In every stage of her life, Pat Casanova had a creative outlet, but only recently has she made it her goal to practice art every day.
“I have always done some art in some way, shape, or form,” Pat said.
The artist has lived in Aberdeen since 1970. She attended Northern State University, graduating with a bachelor’s degree in elementary education and a minor in music. Pat started her career as a teacher for seven years before working at Mary Kay Cosmetics, where she spent the next 30 years pushing her creativity through makeup.
During the pandemic, Pat needed something to fill her free time, and her search began to find an artist to help her learn new techniques and mediums of art.
“I just kept researching until I found people that I liked their work, that I identified with, that I was drawn to. So then I just started purchasing supplies, and got my space all set up and just started in. A little bit every day,” Pat said.
In the beginning, Pat participated in a few in-person courses to kick-start her learning. She renovated her Mary Kay office and piano room to her painting studio, filling it with her collages and other pieces. Pat also made room for her collection of supplies. She uses old pages from books, tissues, and napkins for layering, and an array of Posca Paint pens, ink, and gel pens also line her shelves. Recently, her interest is directed to one particular medium.
“Predominantly, now, most of my classes that I took are in watercolor,” Pat said. “I am very intrigued with watercolor. It’s my favorite because of the magic you can do with it, layering and splattering, just so many things. I love it!”
She explained, “Water color is very transparent.” All you need is water and a brush. “You wake it up.”
Some of the pieces Pat made are for sale and displayed at CJ’s Patisserie and Moxie Salon & Barbershop. In the winter of 2020, Pat was invited to exhibit seven pieces of her art in the ARCC Gallery. In some cases, she does commission work. For instance, a friend of Pat’s had a newly renovated room, and she asked Pat to design the artwork for it from pictures of the rug and furniture.
“I never realized I would like abstract as much as I do. I way, way prefer abstract art over realism. I find it way more interesting and intuitive,” Pat said.
In one of Pat’s classes, she took one concept from a lesson and created several pieces with the same technique. The one idea is present in each piece, but in various forms. She simply kept recreating it and never made the same design more than once.
“When I start painting, I don’t really have a goal in mind. A lot of it is intuitive. I don’t know how I do it,” Pat laughed.
Some of the inspiration stems from the vision of her teachers and the work they present in class, other designs spark from Pat’s past creations.
Art is an escape for Pat, and her main purpose is to find pleasure and have fun with it. Many people in her family have a connection with art in different ways, and finding the time to explore her talent brings Pat back to her roots.
“My mother was very artistic. I am the oldest of 10 children, and I think this is very important because I got a lot of it from her … but I have five sisters who are also very creative and artistic in different ways,” Pat said.
Her family’s Scandinavian heritage plays a big role in a handful of her pieces.
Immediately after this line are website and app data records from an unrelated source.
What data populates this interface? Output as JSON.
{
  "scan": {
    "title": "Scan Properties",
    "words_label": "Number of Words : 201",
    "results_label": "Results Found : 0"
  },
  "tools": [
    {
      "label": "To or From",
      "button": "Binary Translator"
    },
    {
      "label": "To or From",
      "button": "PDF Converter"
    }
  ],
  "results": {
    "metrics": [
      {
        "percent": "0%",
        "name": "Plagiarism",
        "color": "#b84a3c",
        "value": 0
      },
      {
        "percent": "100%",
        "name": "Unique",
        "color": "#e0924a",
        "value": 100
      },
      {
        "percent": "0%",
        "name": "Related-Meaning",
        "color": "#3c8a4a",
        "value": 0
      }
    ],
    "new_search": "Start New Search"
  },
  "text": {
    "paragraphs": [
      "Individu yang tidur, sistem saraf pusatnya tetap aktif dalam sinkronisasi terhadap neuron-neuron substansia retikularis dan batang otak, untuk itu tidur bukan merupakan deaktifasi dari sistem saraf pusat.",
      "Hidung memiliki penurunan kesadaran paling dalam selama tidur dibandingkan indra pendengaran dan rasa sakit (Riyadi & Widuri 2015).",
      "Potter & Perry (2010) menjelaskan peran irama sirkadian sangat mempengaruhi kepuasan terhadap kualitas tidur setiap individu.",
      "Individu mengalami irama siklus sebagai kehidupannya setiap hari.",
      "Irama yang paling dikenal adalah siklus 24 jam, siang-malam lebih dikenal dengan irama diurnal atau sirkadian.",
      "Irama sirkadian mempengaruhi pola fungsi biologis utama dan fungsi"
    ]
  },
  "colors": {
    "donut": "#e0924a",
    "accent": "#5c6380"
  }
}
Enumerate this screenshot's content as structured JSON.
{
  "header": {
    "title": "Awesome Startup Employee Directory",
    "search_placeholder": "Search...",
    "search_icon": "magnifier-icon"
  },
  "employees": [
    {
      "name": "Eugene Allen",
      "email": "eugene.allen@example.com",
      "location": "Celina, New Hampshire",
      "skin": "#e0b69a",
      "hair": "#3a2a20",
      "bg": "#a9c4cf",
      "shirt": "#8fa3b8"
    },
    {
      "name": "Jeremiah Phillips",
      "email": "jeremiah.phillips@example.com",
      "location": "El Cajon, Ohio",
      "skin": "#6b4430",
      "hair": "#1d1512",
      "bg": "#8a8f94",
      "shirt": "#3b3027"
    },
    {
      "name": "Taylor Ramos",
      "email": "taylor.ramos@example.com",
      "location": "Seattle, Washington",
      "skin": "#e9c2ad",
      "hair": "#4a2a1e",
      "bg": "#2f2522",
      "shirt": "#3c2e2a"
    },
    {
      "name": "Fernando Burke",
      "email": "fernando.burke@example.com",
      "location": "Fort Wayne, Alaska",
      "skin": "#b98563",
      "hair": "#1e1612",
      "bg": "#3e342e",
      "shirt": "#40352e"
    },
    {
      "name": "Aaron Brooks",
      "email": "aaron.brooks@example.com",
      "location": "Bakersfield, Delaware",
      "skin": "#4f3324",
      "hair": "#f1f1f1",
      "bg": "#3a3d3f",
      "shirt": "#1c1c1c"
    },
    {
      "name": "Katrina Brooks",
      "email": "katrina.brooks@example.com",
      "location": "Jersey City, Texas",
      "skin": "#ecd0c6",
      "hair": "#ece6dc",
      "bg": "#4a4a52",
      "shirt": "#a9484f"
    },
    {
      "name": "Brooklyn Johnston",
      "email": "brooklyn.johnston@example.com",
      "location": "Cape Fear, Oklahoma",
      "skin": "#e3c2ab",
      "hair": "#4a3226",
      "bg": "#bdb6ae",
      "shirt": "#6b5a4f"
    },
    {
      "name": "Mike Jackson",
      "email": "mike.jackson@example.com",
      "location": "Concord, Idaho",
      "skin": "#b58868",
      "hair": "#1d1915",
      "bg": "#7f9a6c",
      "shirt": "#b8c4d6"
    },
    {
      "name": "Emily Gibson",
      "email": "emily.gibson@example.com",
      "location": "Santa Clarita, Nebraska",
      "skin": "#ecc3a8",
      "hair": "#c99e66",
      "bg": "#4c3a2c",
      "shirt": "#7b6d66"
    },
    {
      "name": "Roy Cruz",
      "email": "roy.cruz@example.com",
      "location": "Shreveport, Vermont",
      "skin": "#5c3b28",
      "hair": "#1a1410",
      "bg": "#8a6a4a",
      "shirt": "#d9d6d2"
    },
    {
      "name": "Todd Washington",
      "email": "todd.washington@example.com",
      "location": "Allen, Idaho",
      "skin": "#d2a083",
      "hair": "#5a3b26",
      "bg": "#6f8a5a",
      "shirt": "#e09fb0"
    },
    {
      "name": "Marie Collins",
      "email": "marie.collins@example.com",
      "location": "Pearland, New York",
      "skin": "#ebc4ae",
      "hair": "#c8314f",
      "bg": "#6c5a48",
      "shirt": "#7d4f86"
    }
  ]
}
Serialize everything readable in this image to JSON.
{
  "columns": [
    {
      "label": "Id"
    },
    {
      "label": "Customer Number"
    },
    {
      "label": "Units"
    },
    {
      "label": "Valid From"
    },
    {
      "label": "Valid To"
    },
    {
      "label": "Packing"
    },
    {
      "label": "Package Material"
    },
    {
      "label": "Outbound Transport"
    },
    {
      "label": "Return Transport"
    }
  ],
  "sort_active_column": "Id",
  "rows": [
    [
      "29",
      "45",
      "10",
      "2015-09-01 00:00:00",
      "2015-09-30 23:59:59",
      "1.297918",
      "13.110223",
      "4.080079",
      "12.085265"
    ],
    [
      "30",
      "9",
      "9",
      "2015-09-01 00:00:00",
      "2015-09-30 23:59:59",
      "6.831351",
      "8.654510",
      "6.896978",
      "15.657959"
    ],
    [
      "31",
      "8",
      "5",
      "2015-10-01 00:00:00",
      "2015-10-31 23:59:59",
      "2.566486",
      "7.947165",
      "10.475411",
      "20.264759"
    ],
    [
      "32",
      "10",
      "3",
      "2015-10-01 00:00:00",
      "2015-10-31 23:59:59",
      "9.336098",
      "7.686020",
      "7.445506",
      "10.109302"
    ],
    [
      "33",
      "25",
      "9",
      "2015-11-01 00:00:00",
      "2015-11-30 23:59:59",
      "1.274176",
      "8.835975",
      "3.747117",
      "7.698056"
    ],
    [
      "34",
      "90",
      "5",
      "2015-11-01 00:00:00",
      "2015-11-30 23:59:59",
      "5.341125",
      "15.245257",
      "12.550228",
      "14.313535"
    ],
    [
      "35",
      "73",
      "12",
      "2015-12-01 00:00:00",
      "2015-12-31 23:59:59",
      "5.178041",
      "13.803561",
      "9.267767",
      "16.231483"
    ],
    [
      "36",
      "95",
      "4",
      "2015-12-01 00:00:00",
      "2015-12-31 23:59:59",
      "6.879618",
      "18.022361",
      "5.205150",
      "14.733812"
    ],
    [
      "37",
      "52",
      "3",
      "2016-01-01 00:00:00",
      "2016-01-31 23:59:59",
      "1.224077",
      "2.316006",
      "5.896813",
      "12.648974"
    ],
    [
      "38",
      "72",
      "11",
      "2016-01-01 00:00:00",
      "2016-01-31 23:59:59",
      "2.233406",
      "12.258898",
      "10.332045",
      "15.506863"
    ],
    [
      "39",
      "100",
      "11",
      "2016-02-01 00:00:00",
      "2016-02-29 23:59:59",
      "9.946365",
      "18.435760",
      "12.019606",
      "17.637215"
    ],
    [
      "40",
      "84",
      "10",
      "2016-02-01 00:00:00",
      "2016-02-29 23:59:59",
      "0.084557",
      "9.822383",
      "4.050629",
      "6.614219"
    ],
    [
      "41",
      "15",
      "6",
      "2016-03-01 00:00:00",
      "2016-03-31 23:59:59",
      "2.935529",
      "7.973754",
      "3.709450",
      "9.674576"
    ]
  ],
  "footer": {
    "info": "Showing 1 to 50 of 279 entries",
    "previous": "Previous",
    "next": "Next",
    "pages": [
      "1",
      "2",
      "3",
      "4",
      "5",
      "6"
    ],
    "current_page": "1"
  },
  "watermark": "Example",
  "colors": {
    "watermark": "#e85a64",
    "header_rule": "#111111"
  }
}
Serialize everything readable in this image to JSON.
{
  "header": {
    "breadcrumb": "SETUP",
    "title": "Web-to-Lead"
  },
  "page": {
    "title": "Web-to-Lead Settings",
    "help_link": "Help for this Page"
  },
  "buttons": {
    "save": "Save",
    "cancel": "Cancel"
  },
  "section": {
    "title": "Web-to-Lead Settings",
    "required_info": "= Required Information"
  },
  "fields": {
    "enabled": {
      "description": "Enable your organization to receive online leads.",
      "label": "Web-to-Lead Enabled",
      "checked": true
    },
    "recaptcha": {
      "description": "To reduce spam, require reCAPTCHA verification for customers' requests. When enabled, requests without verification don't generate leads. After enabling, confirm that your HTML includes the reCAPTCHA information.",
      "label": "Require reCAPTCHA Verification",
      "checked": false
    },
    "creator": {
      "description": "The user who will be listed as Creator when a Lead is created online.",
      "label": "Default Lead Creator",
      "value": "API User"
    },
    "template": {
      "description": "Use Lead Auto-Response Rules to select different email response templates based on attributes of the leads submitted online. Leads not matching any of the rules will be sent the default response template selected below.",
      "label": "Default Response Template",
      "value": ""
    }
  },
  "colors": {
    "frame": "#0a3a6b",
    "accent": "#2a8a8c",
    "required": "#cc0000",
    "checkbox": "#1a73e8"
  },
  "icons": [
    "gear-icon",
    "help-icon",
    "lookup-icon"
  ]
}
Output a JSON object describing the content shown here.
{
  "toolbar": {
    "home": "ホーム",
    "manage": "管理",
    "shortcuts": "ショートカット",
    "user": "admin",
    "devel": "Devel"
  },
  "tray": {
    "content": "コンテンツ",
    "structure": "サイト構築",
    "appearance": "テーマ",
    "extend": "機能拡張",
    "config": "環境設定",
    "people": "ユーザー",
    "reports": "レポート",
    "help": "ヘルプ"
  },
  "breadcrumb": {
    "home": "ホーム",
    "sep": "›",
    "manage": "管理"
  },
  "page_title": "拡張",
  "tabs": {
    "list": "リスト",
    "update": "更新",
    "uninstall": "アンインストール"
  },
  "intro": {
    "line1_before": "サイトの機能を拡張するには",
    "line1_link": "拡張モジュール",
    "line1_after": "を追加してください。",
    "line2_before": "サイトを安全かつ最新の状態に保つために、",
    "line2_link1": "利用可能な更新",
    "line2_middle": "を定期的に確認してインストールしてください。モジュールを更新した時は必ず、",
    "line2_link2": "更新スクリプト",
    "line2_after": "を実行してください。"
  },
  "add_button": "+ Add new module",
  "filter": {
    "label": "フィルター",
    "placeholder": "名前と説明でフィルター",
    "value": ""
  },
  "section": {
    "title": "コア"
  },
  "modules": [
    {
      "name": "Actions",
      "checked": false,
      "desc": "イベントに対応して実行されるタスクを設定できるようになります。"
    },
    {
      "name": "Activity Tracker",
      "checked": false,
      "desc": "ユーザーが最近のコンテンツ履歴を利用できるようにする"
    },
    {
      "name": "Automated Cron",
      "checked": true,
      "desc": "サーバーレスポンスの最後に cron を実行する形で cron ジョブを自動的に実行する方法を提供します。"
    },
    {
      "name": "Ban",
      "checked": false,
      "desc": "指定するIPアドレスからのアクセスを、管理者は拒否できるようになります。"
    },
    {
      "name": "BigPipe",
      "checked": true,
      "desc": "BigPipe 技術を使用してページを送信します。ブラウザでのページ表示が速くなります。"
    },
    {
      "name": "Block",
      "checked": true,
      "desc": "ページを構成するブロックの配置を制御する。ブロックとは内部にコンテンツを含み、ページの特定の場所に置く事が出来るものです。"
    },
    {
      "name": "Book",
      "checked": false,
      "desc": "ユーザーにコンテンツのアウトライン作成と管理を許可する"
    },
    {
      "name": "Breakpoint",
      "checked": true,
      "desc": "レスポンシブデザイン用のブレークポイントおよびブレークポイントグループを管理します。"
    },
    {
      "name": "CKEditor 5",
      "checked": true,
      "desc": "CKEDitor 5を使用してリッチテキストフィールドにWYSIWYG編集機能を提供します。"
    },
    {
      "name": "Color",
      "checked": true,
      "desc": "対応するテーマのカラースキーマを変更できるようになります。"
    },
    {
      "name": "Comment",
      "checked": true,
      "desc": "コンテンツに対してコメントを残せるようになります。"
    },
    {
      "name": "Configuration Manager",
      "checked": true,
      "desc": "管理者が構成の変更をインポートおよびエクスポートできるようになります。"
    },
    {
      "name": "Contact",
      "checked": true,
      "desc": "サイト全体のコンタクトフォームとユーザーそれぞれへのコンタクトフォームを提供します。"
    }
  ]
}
Pat has a corner in her work space dedicated to Scandinavian items and artwork. Her grandma travelled to America on a ship in 1905, and a cousin found her ticket. Pat had someone local help her recreate that boarding pass, and she formed a collage with a picture of her grandma, the ticket, and other related memorabilia. She then made 15 more for her cousins.
Usually, Pat has a good sense of the direction of what to do next in her artwork, but at times, especially when Pat takes a break from creating, she finds it more difficult to generate new ideas.
“If I stop and don’t paint for several days, I have to really talk myself into starting again. It’s kind of like, once you start, you can’t stop. And I think it is really important to paint every single day because every time I paint something, I get ideas for the next thing,” Pat said.
Her passion for creating watercolor paintings and other mixed media is too strong to let a little creative block stop her from doing something that she loves. Pat creates artwork that makes her feel happy, and it’s very rewarding to her when other people resonate with her work in the same way.
“If you feel the pull to create, by all means, listen to your heart,” Pat said. “We have opportunities locally for classes to get you started, and with all the technology available to us today, guidance is just a click away. Build your confidence one day at a time until you discover your own style!” //
You can find Pat Casanova’s work on Facebook and Instagram at patcasanova1.